Aim of the task
Go through the records below line by line, counting those that contain the word "Ctrl"; answer with the count only.
Data provided: Begin
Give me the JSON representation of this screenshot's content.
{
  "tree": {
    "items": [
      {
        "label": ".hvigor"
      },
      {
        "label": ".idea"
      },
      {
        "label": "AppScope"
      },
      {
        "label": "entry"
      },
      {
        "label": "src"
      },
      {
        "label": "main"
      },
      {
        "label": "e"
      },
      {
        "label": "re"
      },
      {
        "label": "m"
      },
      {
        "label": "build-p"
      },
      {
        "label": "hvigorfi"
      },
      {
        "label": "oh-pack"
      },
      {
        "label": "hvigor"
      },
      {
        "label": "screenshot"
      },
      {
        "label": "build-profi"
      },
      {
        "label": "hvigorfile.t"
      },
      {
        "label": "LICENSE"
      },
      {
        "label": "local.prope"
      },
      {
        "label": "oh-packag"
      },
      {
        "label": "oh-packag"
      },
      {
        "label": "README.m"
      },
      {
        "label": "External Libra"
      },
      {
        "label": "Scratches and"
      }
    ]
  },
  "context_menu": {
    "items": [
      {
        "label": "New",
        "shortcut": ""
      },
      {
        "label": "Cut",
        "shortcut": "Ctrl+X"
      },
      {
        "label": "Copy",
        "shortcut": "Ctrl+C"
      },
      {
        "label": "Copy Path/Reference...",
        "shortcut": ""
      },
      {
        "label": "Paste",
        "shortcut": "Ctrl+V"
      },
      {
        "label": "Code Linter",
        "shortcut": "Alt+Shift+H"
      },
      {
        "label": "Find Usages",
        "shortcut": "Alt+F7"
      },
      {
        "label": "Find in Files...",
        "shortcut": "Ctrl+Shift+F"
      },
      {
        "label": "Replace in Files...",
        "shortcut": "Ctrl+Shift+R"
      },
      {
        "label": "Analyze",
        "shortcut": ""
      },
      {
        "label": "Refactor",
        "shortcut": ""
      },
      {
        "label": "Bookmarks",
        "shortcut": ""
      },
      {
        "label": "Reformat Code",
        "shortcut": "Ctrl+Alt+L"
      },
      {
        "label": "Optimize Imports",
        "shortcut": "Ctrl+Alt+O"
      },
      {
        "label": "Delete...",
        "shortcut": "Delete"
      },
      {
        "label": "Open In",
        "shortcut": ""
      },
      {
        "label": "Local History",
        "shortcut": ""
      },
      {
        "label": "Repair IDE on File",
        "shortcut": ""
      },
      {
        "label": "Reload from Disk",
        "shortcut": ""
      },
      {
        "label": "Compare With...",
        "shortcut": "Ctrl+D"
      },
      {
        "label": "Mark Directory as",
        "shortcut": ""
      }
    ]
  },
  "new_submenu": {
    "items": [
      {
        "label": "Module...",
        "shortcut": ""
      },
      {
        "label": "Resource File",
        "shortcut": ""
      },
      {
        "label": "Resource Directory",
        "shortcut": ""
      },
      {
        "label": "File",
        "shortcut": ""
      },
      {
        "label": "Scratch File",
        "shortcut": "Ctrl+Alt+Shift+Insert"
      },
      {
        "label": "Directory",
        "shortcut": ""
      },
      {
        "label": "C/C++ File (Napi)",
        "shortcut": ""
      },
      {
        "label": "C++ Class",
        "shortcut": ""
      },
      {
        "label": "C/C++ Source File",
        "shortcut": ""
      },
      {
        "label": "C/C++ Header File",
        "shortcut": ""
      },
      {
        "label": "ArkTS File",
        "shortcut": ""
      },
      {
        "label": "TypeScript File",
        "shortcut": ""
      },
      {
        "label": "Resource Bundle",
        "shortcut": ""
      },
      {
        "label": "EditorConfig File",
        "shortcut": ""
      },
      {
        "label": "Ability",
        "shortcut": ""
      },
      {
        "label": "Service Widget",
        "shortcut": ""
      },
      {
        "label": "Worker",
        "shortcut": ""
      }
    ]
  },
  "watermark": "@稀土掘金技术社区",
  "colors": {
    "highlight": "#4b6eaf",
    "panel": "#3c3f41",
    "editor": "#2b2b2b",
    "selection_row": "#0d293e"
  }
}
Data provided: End
The completed task
9